[Work instructions] Without changing a single word, output each entry.

(Component data from apps and pages)

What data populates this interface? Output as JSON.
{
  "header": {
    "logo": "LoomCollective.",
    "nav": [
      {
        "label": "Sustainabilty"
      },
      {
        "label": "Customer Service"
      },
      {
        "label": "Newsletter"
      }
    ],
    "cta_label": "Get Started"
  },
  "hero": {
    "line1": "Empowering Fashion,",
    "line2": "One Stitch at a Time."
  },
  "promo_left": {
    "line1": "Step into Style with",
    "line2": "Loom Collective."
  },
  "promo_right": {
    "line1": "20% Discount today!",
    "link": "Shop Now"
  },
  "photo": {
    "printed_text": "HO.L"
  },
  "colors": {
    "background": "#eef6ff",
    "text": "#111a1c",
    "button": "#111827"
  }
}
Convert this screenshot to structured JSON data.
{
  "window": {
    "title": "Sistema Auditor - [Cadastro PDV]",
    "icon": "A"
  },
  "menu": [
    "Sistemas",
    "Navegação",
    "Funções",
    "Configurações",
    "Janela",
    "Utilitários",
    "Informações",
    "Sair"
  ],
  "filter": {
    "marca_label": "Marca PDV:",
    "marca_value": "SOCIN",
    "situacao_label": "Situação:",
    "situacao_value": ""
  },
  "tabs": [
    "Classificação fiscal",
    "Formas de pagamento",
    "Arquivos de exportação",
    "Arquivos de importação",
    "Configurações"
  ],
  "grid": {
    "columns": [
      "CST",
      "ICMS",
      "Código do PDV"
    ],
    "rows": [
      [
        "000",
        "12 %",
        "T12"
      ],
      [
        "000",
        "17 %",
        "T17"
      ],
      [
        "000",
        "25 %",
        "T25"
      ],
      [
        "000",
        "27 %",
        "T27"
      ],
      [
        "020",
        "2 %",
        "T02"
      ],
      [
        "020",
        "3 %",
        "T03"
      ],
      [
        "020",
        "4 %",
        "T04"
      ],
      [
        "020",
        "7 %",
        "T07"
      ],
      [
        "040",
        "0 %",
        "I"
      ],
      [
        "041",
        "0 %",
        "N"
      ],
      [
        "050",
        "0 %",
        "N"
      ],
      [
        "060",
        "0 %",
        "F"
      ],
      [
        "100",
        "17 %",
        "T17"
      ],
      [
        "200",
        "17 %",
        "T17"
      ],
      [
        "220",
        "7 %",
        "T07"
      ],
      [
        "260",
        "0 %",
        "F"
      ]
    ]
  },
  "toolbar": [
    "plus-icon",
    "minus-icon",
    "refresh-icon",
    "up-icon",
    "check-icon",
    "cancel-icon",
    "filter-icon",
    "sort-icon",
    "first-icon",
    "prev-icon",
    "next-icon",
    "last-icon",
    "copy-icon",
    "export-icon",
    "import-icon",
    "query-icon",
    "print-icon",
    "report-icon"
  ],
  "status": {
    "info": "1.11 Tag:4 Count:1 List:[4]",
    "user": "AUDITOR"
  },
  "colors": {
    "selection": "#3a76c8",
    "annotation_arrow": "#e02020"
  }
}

[Solved problem]
What data populates this interface? Output as JSON.
{
  "header": {
    "logo": "LoomCollective.",
    "nav": [
      {
        "label": "Sustainabilty"
      },
      {
        "label": "Customer Service"
      },
      {
        "label": "Newsletter"
      }
    ],
    "cta_label": "Get Started"
  },
  "hero": {
    "line1": "Empowering Fashion,",
    "line2": "One Stitch at a Time."
  },
  "promo_left": {
    "line1": "Step into Style with",
    "line2": "Loom Collective."
  },
  "promo_right": {
    "line1": "20% Discount today!",
    "link": "Shop Now"
  },
  "photo": {
    "printed_text": "HO.L"
  },
  "colors": {
    "background": "#eef6ff",
    "text": "#111a1c",
    "button": "#111827"
  }
}
Convert this screenshot to structured JSON data.
{
  "window": {
    "title": "Sistema Auditor - [Cadastro PDV]",
    "icon": "A"
  },
  "menu": [
    "Sistemas",
    "Navegação",
    "Funções",
    "Configurações",
    "Janela",
    "Utilitários",
    "Informações",
    "Sair"
  ],
  "filter": {
    "marca_label": "Marca PDV:",
    "marca_value": "SOCIN",
    "situacao_label": "Situação:",
    "situacao_value": ""
  },
  "tabs": [
    "Classificação fiscal",
    "Formas de pagamento",
    "Arquivos de exportação",
    "Arquivos de importação",
    "Configurações"
  ],
  "grid": {
    "columns": [
      "CST",
      "ICMS",
      "Código do PDV"
    ],
    "rows": [
      [
        "000",
        "12 %",
        "T12"
      ],
      [
        "000",
        "17 %",
        "T17"
      ],
      [
        "000",
        "25 %",
        "T25"
      ],
      [
        "000",
        "27 %",
        "T27"
      ],
      [
        "020",
        "2 %",
        "T02"
      ],
      [
        "020",
        "3 %",
        "T03"
      ],
      [
        "020",
        "4 %",
        "T04"
      ],
      [
        "020",
        "7 %",
        "T07"
      ],
      [
        "040",
        "0 %",
        "I"
      ],
      [
        "041",
        "0 %",
        "N"
      ],
      [
        "050",
        "0 %",
        "N"
      ],
      [
        "060",
        "0 %",
        "F"
      ],
      [
        "100",
        "17 %",
        "T17"
      ],
      [
        "200",
        "17 %",
        "T17"
      ],
      [
        "220",
        "7 %",
        "T07"
      ],
      [
        "260",
        "0 %",
        "F"
      ]
    ]
  },
  "toolbar": [
    "plus-icon",
    "minus-icon",
    "refresh-icon",
    "up-icon",
    "check-icon",
    "cancel-icon",
    "filter-icon",
    "sort-icon",
    "first-icon",
    "prev-icon",
    "next-icon",
    "last-icon",
    "copy-icon",
    "export-icon",
    "import-icon",
    "query-icon",
    "print-icon",
    "report-icon"
  ],
  "status": {
    "info": "1.11 Tag:4 Count:1 List:[4]",
    "user": "AUDITOR"
  },
  "colors": {
    "selection": "#3a76c8",
    "annotation_arrow": "#e02020"
  }
}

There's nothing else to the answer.